● **SUPPLIED DATA**
────

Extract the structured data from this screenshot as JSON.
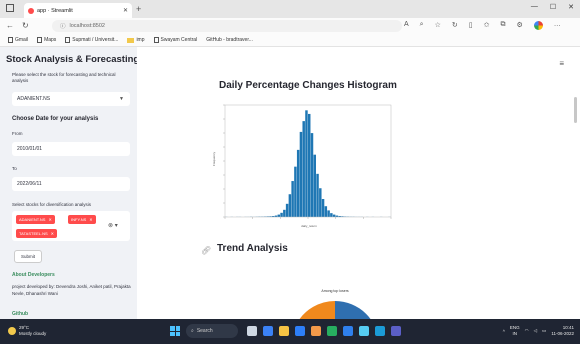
{
  "browser": {
    "tab_title": "app · Streamlit",
    "url": "localhost:8502",
    "bookmarks": [
      "Gmail",
      "Maps",
      "Supmati / Universit...",
      "imp",
      "Swayam Central",
      "GitHub - bradtraver..."
    ]
  },
  "sidebar": {
    "title": "Stock Analysis & Forecasting",
    "stock_prompt": "Please select the stock for forecasting and technical analysis",
    "selected_stock": "ADANIENT.NS",
    "date_heading": "Choose Date for your analysis",
    "from_label": "From",
    "from_value": "2010/01/01",
    "to_label": "To",
    "to_value": "2022/06/11",
    "diversification_label": "Select stocks for diversification analysis",
    "chips": [
      "ADANIENT.NS",
      "INFY.NS",
      "TATASTEEL.NS"
    ],
    "submit_label": "Submit",
    "about_heading": "About Developers",
    "developers_text": "project developed by: Devendra Joshi, Aniket patil, Prajakta Nevle, Dhanashri Wani",
    "github_label": "Github"
  },
  "main": {
    "hist_title": "Daily Percentage Changes Histogram",
    "trend_title": "Trend Analysis",
    "pie_title": "Among top losers"
  },
  "taskbar": {
    "weather_temp": "29°C",
    "weather_desc": "Mostly cloudy",
    "search_placeholder": "Search",
    "lang_top": "ENG",
    "lang_bottom": "IN",
    "time": "10:41",
    "date": "11-06-2022"
  },
  "colors": {
    "bar": "#1f77b4",
    "chip": "#ff4b4b",
    "sidebar_bg": "#f0f2f6",
    "pie_orange": "#f0891d",
    "pie_blue": "#2f6fb0"
  },
  "chart_data": {
    "type": "bar",
    "title": "",
    "xlabel": "daily_return",
    "ylabel": "Frequency",
    "bins": 60,
    "values": [
      1,
      0,
      1,
      0,
      1,
      1,
      0,
      1,
      1,
      2,
      1,
      2,
      3,
      3,
      4,
      5,
      6,
      8,
      12,
      20,
      35,
      60,
      110,
      190,
      300,
      420,
      560,
      710,
      800,
      890,
      860,
      700,
      520,
      360,
      240,
      150,
      90,
      55,
      32,
      20,
      12,
      8,
      6,
      4,
      3,
      2,
      2,
      1,
      1,
      1,
      0,
      1,
      0,
      1,
      0,
      0,
      1,
      0,
      0,
      1
    ]
  }
}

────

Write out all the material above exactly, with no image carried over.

● **TASK RESULT**
Extract the structured data from this screenshot as JSON.
{
  "browser": {
    "tab_title": "app · Streamlit",
    "url": "localhost:8502",
    "bookmarks": [
      "Gmail",
      "Maps",
      "Supmati / Universit...",
      "imp",
      "Swayam Central",
      "GitHub - bradtraver..."
    ]
  },
  "sidebar": {
    "title": "Stock Analysis & Forecasting",
    "stock_prompt": "Please select the stock for forecasting and technical analysis",
    "selected_stock": "ADANIENT.NS",
    "date_heading": "Choose Date for your analysis",
    "from_label": "From",
    "from_value": "2010/01/01",
    "to_label": "To",
    "to_value": "2022/06/11",
    "diversification_label": "Select stocks for diversification analysis",
    "chips": [
      "ADANIENT.NS",
      "INFY.NS",
      "TATASTEEL.NS"
    ],
    "submit_label": "Submit",
    "about_heading": "About Developers",
    "developers_text": "project developed by: Devendra Joshi, Aniket patil, Prajakta Nevle, Dhanashri Wani",
    "github_label": "Github"
  },
  "main": {
    "hist_title": "Daily Percentage Changes Histogram",
    "trend_title": "Trend Analysis",
    "pie_title": "Among top losers"
  },
  "taskbar": {
    "weather_temp": "29°C",
    "weather_desc": "Mostly cloudy",
    "search_placeholder": "Search",
    "lang_top": "ENG",
    "lang_bottom": "IN",
    "time": "10:41",
    "date": "11-06-2022"
  },
  "colors": {
    "bar": "#1f77b4",
    "chip": "#ff4b4b",
    "sidebar_bg": "#f0f2f6",
    "pie_orange": "#f0891d",
    "pie_blue": "#2f6fb0"
  },
  "chart_data": {
    "type": "bar",
    "title": "",
    "xlabel": "daily_return",
    "ylabel": "Frequency",
    "bins": 60,
    "values": [
      1,
      0,
      1,
      0,
      1,
      1,
      0,
      1,
      1,
      2,
      1,
      2,
      3,
      3,
      4,
      5,
      6,
      8,
      12,
      20,
      35,
      60,
      110,
      190,
      300,
      420,
      560,
      710,
      800,
      890,
      860,
      700,
      520,
      360,
      240,
      150,
      90,
      55,
      32,
      20,
      12,
      8,
      6,
      4,
      3,
      2,
      2,
      1,
      1,
      1,
      0,
      1,
      0,
      1,
      0,
      0,
      1,
      0,
      0,
      1
    ]
  }
}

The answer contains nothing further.